### [WORK TO BE COMPLETED]
Search the records for the word "Sale" and report each line that has it.

=== RECORDED DATA ===

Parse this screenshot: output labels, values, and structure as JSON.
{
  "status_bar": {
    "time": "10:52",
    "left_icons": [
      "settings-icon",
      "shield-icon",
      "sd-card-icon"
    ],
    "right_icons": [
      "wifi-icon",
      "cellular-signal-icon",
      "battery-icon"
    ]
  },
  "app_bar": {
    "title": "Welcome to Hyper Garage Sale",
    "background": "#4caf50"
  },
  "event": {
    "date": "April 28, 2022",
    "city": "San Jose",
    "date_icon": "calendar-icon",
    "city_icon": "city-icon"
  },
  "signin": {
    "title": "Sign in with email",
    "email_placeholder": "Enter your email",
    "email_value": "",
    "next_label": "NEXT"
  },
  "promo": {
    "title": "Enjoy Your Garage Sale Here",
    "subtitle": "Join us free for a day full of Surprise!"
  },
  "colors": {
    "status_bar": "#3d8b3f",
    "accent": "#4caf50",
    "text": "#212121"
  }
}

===

### [OUTPUT]
    "title": "Welcome to Hyper Garage Sale",
    "title": "Enjoy Your Garage Sale Here",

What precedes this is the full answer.